A while back I blogged about the Domhnach Airgid, an artefact in the National Museum which is a shrine for a manuscript of the Gospels. It turns out that the actual manuscript itself is on view this week in the library of the Royal Irish Academy:

 

The sound of night – from R Murray Schafer’s “Soundscapes”

“In the special darkness of the northern winter, where life was centered in small pools of candlelight, beyond which shadows draped and flickered mysteriously, the mind explored the dark side of nature. The underworld creatures of northern mythology are always nocturnal. By candlelight the powers of sight are sharply reduced; the ear is supersensitized and the air stands poised to beat with the subtle vibrations of a strange tale or of ethereal music. …

Romanticism begins at twilight—and ends with electricity. By the era of electricity, the last romanticists had folded their wings. Music dismissed the nocturne and the Nachtstuck, and from the Impressionist salons of 1870 onward, painting emerged into twenty-four-hour daylight.

We will not expect to find striking confessions concerning the sounds of candles or torches among the ancients any more than we find elaborate descriptions among moderns of the 50- or 60-cycle hum; for although both sounds are inescapably there, they are keynotes; and, as I am taking repeated trouble to explain, keynotes are rarely listened to consciously by those who live among them, for they are the ground over which the figure of signals becomes conspicuous.

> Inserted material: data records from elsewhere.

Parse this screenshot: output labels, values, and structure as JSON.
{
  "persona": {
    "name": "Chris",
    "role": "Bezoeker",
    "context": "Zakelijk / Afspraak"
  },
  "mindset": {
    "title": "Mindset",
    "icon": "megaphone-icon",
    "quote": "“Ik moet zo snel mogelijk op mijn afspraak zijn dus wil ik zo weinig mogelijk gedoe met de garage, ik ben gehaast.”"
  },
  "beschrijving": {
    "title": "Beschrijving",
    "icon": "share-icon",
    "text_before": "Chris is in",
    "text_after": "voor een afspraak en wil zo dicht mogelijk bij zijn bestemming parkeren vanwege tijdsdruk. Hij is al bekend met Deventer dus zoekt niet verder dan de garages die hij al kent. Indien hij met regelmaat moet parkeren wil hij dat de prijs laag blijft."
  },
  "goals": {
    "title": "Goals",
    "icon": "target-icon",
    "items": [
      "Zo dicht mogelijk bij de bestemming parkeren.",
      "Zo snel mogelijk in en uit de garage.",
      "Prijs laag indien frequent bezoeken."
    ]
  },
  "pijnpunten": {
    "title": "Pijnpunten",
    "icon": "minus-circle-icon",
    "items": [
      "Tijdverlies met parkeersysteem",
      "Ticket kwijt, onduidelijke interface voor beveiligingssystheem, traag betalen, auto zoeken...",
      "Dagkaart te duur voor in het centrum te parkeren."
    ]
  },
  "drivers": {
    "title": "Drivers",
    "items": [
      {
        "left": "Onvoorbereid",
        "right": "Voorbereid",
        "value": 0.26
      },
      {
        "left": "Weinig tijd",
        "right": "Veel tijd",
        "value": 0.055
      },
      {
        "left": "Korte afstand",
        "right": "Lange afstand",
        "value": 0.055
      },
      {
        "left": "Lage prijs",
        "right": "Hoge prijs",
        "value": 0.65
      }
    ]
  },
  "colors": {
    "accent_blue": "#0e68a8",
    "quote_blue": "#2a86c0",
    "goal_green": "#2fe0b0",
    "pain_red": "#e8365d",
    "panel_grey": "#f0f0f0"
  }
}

Keynote sounds are, however, noticed when they change, and when they disappear altogether, they may even be remembered with affection. Thus I recall the vivid impression made on me when I first went to Vienna in 1956 and heard the whispering gas lights on the suburban streets; or, on another occasion, the huge hiss of the Coleman lamps in the unelectrified bazaars of the Middle East—which, in the late evening, quite overpowered the bubbling of the waterpipes. Similarly, in a reverse manner, when the heroine in Doctor Zhivago first arrived in Moscow after having spent her childhood in the Urals, she was “deafened by the gaudy window displays and glaring lights, as if they too emitted sounds of their own, like the bells and the wheels.” In the country, night had been accompanied by “the faint crackling of the wax candles” (Turgenev’s phrase), and she was immediately struck by the change.

Another example: in his diary of 1919, amidst painterly thoughts, Paul Klee paused to listen when, in his Schwabing apartment, “the asthmatic gas lamp was replaced by a glaring, hissing and spitting carbide lamp.””

Ray High Cross, Falcarragh, Donegal

Ray is a townland a little beyond Falcarragh on the road to Dunfanaghy (near Joe & Anne Kane’s Studio)  It boasts an ancient Irish Church site associated with Iona and therefore  St Columba , and forms part of the Slí Cholmcille. The site boasts what is purportedly Ireland’s tallest high cross. It is rather less embellished than more familiar High Crosses in the rest of the country. , but has its own epic, stark grandeur: